SKYWAY, Wash. - Since COVID-19 struck, the state’s unemployment office has been ravaged by millions of claims, billions of dollars in payouts, and hundreds of millions of dollars stolen in fraudulent claims.
It’s been a rough go for Washington's Employment Security Department, but even rougher for the Washingtonians waiting for a check they need to literally survive. While ESD recently paid off 81,000 people with backlogged claims, there are many people still waiting who haven’t seen a dime.
The pandemic has turned Genae Gillespie’s life upside down. She was laid off from her job as an account manager at an insurance brokerage on May 8th. That same day she filed for unemployment.
“I’ve called over 1,000 times and sat on hold for over 12 hours and I’m just at my wit's end because you can sit on hold and call a million times but you’re still going to get the same answer which is nothing,” says Gillespie.
Those numbers aren’t an exaggeration, she’s made an excel spreadsheet to document her failed attempts to get her claim processed.
“Tears of frustration, sadness, anxiety, anger, depression, like what am I going to do? My cards overdrawn just to get gas, what am I going to do next week to get through?”
Gillespie says her financial situation has grown dire.
“To not be able to get my benefits is inhumane when I have a five-year-old daughter looking at me every single day crying because I can’t even afford to buy her an outfit that fits because she’s outgrown her clothes from last summer.”
On top of it all, she’s applied to countless jobs with no luck. She says she’s never gone this long without work.

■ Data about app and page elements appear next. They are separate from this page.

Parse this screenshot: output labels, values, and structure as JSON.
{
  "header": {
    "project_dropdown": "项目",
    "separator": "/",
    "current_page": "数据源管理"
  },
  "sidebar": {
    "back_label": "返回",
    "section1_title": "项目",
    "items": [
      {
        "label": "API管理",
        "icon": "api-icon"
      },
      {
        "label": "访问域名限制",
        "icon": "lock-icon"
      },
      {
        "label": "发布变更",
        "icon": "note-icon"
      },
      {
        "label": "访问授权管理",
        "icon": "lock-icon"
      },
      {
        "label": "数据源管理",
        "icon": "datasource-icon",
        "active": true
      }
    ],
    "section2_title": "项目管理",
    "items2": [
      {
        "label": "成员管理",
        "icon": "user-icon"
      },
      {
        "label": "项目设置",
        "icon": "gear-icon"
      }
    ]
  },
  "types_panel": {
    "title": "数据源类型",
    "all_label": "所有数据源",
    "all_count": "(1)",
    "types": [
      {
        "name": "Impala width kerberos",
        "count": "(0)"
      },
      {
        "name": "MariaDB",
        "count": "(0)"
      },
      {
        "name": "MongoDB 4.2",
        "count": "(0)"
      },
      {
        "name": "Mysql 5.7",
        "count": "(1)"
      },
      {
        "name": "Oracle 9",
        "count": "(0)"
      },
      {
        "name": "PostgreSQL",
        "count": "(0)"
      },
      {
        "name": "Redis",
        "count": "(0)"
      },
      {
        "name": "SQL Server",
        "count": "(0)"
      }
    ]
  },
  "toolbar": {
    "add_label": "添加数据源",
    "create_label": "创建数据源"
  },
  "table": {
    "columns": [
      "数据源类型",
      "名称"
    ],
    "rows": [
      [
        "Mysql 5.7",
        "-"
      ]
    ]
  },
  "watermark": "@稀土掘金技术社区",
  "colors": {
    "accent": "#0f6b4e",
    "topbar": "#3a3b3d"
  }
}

It’s a helpless feeling-having cable cut, bills stack up, all while caring for her daughter as a single mother. She says this is her new day today:
“Okay so we have food, or food do I need to go to the food bank today? I can’t even buy soap at this point, I’m begging friends and family for hand soap dish soap.”
When you look at the unemployment numbers, ESD has come a long way. They completed operation 100%, a pledge to pay off 81,000 claims filed between March and June. But 24,000 people, like Gillespie still need their claims resolved.
“I’m just tired, tired of waiting. I feel like I’m a strong person but this has been really breaking me down.”